Thinning trees to maximize light penetration and remove problems

     All summer long I take mental notes on tree spacing within my orchard. This past summer, I noticed several areas in my pecan breeding block that were becoming crowded. Limbs of adjacent trees were nearly touching. Sunlight penetration into each and every tree canopy is critical for maximum nut production, so it was time to break out the chainsaw (photo above).  

     As you can see in the photo, I attach a couple of special implements on my tractor during the tree removal operation. On the tractor's front loader, I attach a hydraulic grapple to pick up the downed limbs and trunk. On the tractor's 3-point-hitch I've mounted a large tool box. The bottom of the tool box is lined with paving stones to provide sufficient weight to counter balance the pecan logs I lift with the grapple. Above the stones, I have plenty of room to carry 2 chainsaws, fuel, bar oil and tools for chainsaw maintenance.

    When removing trees of this size (about 12 inches dbh), I always notch the trunk at a comfortable height  so I can control the direction of tree fall. Once the tree is down, I'll cut the trunk off at ground level. Stump grinding comes later with a different implement and a different tractor.

    This winter I also removed one of my problem trees.  Tree number KT772 is a open pollinated seedling of Pawnee. As I young tree, I could forgive the scab susceptibility of this seedling (scabs about the same as Pawnee) because the nuts were large, thin-shelled, and good quality. However, like its Pawnee parent this tree started into alternate bearing at a fairly young age. In 2023, KT772 was the only tree in my orchard to set an excessive crop load. Note in the photo at left, all the limbs are drooping under the weight of nuts. By October, several limbs had snapped and fallen to the ground.

     In previous years, KT772 ripened around October 7. However this year, the shucks on this tree never opened (photo at right) and were frozen tight on the nut shell following the 1st fall freeze.


   Late in the fall I broke open a KT772 nut and found extremely poor kernel filling.  Shuck split in pecan is promoted by plant growth regulators stimulated by fully formed kernels. Without proper kernel development, shuck split is either extremely late (like the drought year of 2022) or it will never happen.

    Just before frost, I found that the shell of KT772 had only partially separated from the husk but the nut shell had developed its normal coloring.

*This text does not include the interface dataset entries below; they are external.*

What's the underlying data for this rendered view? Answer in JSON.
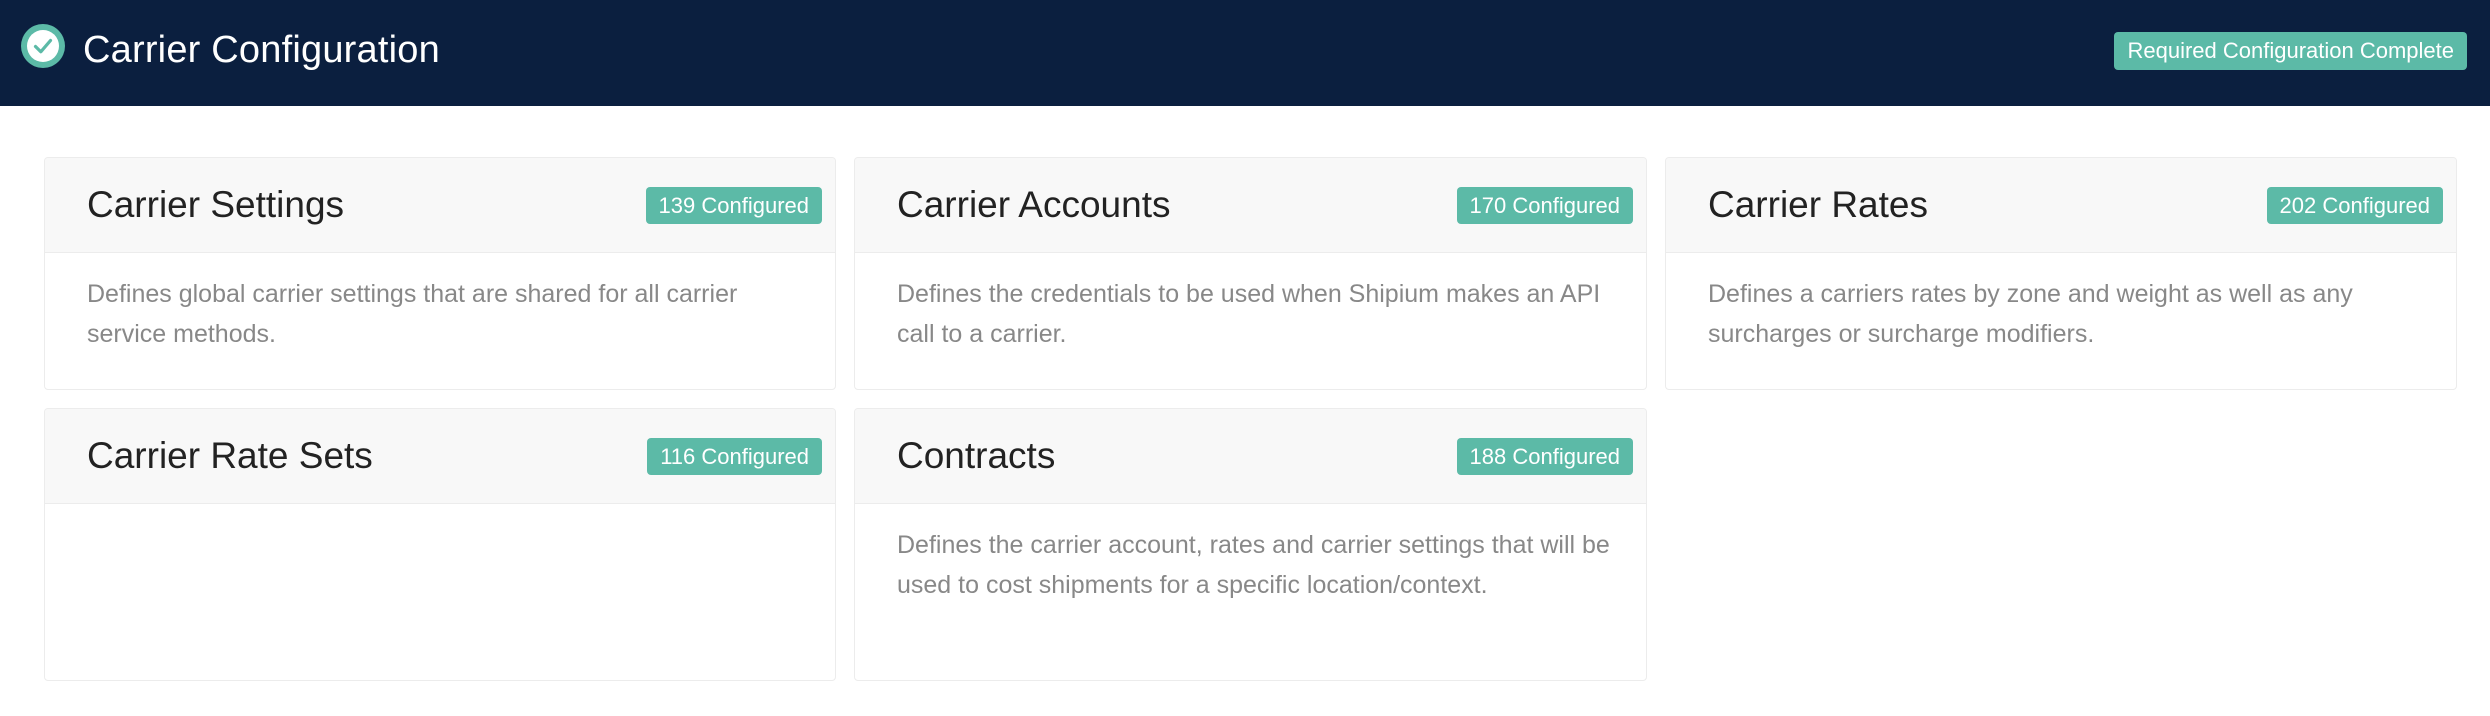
{
  "header": {
    "logo_icon": "check-circle-icon",
    "title": "Carrier Configuration",
    "status_badge": "Required Configuration Complete",
    "colors": {
      "background": "#0b1f3f",
      "accent": "#5cbaa7"
    }
  },
  "cards": [
    {
      "title": "Carrier Settings",
      "badge": "139 Configured",
      "description": "Defines global carrier settings that are shared for all carrier service methods."
    },
    {
      "title": "Carrier Accounts",
      "badge": "170 Configured",
      "description": "Defines the credentials to be used when Shipium makes an API call to a carrier."
    },
    {
      "title": "Carrier Rates",
      "badge": "202 Configured",
      "description": "Defines a carriers rates by zone and weight as well as any surcharges or surcharge modifiers."
    },
    {
      "title": "Carrier Rate Sets",
      "badge": "116 Configured",
      "description": ""
    },
    {
      "title": "Contracts",
      "badge": "188 Configured",
      "description": "Defines the carrier account, rates and carrier settings that will be used to cost shipments for a specific location/context."
    }
  ]
}
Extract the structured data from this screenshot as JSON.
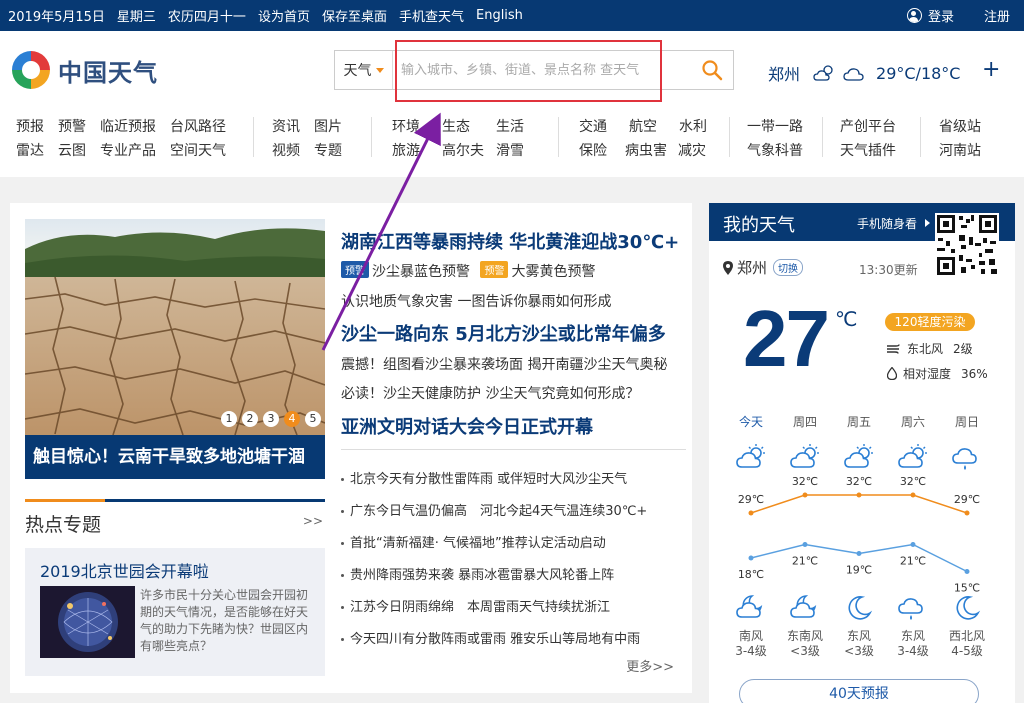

By the time I harvested my pecan crop, every KT772 nut was a blackened stick-tight (following 1st Fall freeze) and was totally worthless.  

   I have watched this tree long enough. So this winter KT772 was removed from my pecan breeding block.